|International Classification||H01M10/42, H01M12/08, H01M12/06|
|Cooperative Classification||H01M12/08, H01M10/4214|
|Mar 15, 1999||AS||Assignment|
Owner name: REVEO, INC., NEW YORK
Free format text: ASSIGNMENT OF ASSIGNORS INTEREST;ASSIGNORS:MORRIS, WILLIAM F.;TSAI, TSEPIN;REEL/FRAME:009838/0683
Effective date: 19990301
|Apr 27, 2005||REMI||Maintenance fee reminder mailed|
|Oct 10, 2005||FPAY||Fee payment|
Year of fee payment: 4
|Oct 10, 2005||SULP||Surcharge for late payment|
|Apr 20, 2009||REMI||Maintenance fee reminder mailed|
|Oct 9, 2009||LAPS||Lapse for failure to pay maintenance fees|

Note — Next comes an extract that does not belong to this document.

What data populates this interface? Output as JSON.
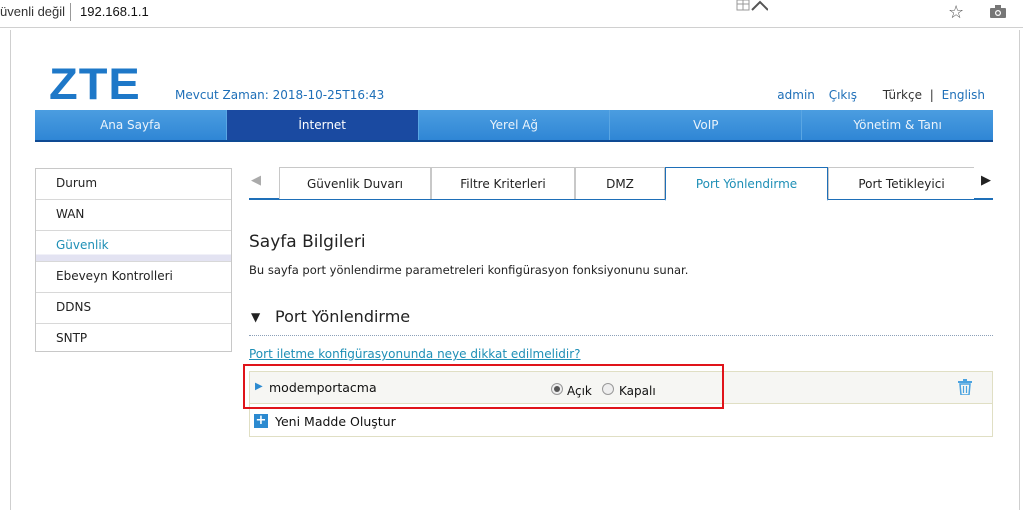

|Dec 1, 2009||FP||Expired due to failure to pay maintenance fee|
Effective date: 20091009